▶ Your instructions
Restate every line of the material that follows, word for word.

◆ ◆ ◆

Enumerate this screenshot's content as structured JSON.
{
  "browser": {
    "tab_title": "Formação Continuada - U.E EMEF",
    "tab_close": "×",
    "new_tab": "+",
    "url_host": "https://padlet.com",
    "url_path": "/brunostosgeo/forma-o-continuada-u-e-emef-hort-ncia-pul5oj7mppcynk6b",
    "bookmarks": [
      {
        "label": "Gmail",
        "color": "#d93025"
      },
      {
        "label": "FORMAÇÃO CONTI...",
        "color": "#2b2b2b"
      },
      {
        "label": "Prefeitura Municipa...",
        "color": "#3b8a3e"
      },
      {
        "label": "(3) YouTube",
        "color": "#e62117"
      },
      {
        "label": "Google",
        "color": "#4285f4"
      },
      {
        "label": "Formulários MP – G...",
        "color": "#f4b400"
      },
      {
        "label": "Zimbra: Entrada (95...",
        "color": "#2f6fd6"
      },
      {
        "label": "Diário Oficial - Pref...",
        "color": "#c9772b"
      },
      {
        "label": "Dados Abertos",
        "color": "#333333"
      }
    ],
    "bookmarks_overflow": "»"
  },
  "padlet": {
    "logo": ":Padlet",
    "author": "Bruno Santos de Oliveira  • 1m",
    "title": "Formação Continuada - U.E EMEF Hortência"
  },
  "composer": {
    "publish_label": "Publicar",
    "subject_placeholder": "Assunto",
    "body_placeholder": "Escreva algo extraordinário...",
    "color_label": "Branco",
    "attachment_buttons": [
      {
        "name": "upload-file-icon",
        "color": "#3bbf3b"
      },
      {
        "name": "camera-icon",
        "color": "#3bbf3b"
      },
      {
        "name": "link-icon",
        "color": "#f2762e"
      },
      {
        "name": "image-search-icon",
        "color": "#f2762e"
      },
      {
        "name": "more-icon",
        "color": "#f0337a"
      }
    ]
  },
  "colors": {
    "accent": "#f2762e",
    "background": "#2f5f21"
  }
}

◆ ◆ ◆

▶ Solution below
Enumerate this screenshot's content as structured JSON.
{
  "browser": {
    "tab_title": "Formação Continuada - U.E EMEF",
    "tab_close": "×",
    "new_tab": "+",
    "url_host": "https://padlet.com",
    "url_path": "/brunostosgeo/forma-o-continuada-u-e-emef-hort-ncia-pul5oj7mppcynk6b",
    "bookmarks": [
      {
        "label": "Gmail",
        "color": "#d93025"
      },
      {
        "label": "FORMAÇÃO CONTI...",
        "color": "#2b2b2b"
      },
      {
        "label": "Prefeitura Municipa...",
        "color": "#3b8a3e"
      },
      {
        "label": "(3) YouTube",
        "color": "#e62117"
      },
      {
        "label": "Google",
        "color": "#4285f4"
      },
      {
        "label": "Formulários MP – G...",
        "color": "#f4b400"
      },
      {
        "label": "Zimbra: Entrada (95...",
        "color": "#2f6fd6"
      },
      {
        "label": "Diário Oficial - Pref...",
        "color": "#c9772b"
      },
      {
        "label": "Dados Abertos",
        "color": "#333333"
      }
    ],
    "bookmarks_overflow": "»"
  },
  "padlet": {
    "logo": ":Padlet",
    "author": "Bruno Santos de Oliveira  • 1m",
    "title": "Formação Continuada - U.E EMEF Hortência"
  },
  "composer": {
    "publish_label": "Publicar",
    "subject_placeholder": "Assunto",
    "body_placeholder": "Escreva algo extraordinário...",
    "color_label": "Branco",
    "attachment_buttons": [
      {
        "name": "upload-file-icon",
        "color": "#3bbf3b"
      },
      {
        "name": "camera-icon",
        "color": "#3bbf3b"
      },
      {
        "name": "link-icon",
        "color": "#f2762e"
      },
      {
        "name": "image-search-icon",
        "color": "#f2762e"
      },
      {
        "name": "more-icon",
        "color": "#f0337a"
      }
    ]
  },
  "colors": {
    "accent": "#f2762e",
    "background": "#2f5f21"
  }
}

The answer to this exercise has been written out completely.